An organ transplant is a life-changing event extending far beyond the operating room, the clinics and the hospital walls. Read about five children, one young adult and their families, whose lives were forever changed by the Pediatric Transplant Center at Boston Children’s Hospital.
Lydia’s liver transplant, a mom’s gift
Dawn Cavanagh gave her daughter life twice — first when she was born and, again, when she gave 13-year-old Lydia a piece of her liver last summer. The donor-approval process, which occurs with Boston Children’s partner Lahey Hospital & Medical Center, required hours of medical screening, including an interview with a social worker, who asked if Dawn expected anything in return for being Lydia’s liver donor. “And I said, ‘Of course I expect something,’” explains Dawn. “’I expect her to live a long and happy life, and I expect her to be with me for a long time.’”
More than a year after her liver transplant, for Lydia’s birthday, Aug. 1, the Cavanagh family went on Lydia’s Make-A-Wish trip, a Disney cruise to the Bahamas. “We had so much fun,” says Dawn. “She’s a happy kid. She has dreams. She wants to be a transplant nurse, and she wants to work on 10 South at Boston Children’s Hospital.” …

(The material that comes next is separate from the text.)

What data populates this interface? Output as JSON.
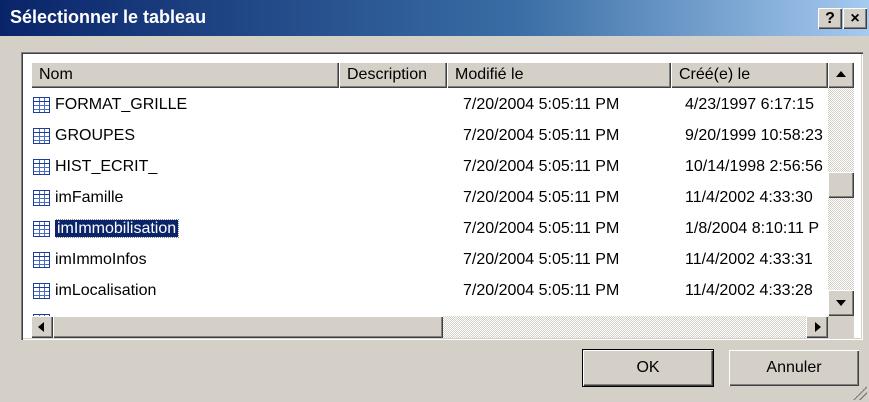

Nearly six months following a heart-lung transplant, Nicole Kouri makes a triumphant return to school, alongside her twin sister Isabella. It was a pact she made with her Dad back in August of 2015, while her friends were lying by the pool, soaking up the final days of summer, and Nicole was lying in a bed at Boston Children’s Hospital.
14-year-old Nicole was born with a ventricular septal defect (VSD) — otherwise known as a hole in the heart — and pulmonary hypertension, a serious condition associated with VSD that makes it difficult for blood to flow properly through the lungs.
Fifteen years ago, days before her graduation from kindergarten, Shannon O’Donnell played in the hallway of Boston Children’s Hospital while cardiologist Dr. John K. Triedman broke the news to her parents Bill and Laura O’Donnell. Shannon’s recent fainting spells were not due to asthma or a vasovagal response. Shannon — their happy-go-lucky, active 6-year-old — had idiopathic pulmonary hypertension, abnormally high blood pressure in the arteries of her lungs.
Untreated, pulmonary hypertension causes the heart muscle to weaken and eventually fail completely. There was — and still is — no known cause and no known cure.
Bill and Laura were shocked. Before arriving at Boston Children’s, the O’Donnells had been told that the fainting episodes were not a big concern and could even be Shannon looking for attention. “It took Dr. Triedman three or four times to tell us before it sunk in,” remembers Bill. “He finally had to look us straight in the eye and tell us that our daughter could die from this disease. We were devastated.”
The words were spoken with a hush, gently and quietly as the dim lights softly flickered in a darkened hospital room as I held my six-and-a-half-month-old child, his last breath taken hours before.
After spending nearly seven months in a pediatric cardiothoracic ICU with my infant son, the hard part should have been behind me. And yet, it wasn’t. I knew it, but I didn’t want to know it.
Life stood still in that moment. I didn’t know how I would pick myself up and keep going. I was young, but my future just looked crumbly. All the perfect pictures I created of how my life would look months and years before.
Mine was supposed to look like two boys, 15 months apart, growing up together, playing cars on the living room floor, me breaking up fights with time outs, them running out to the backyard and getting dirt under their fingernails as they dug for worms. As far as I knew, life would unfold without a hitch. …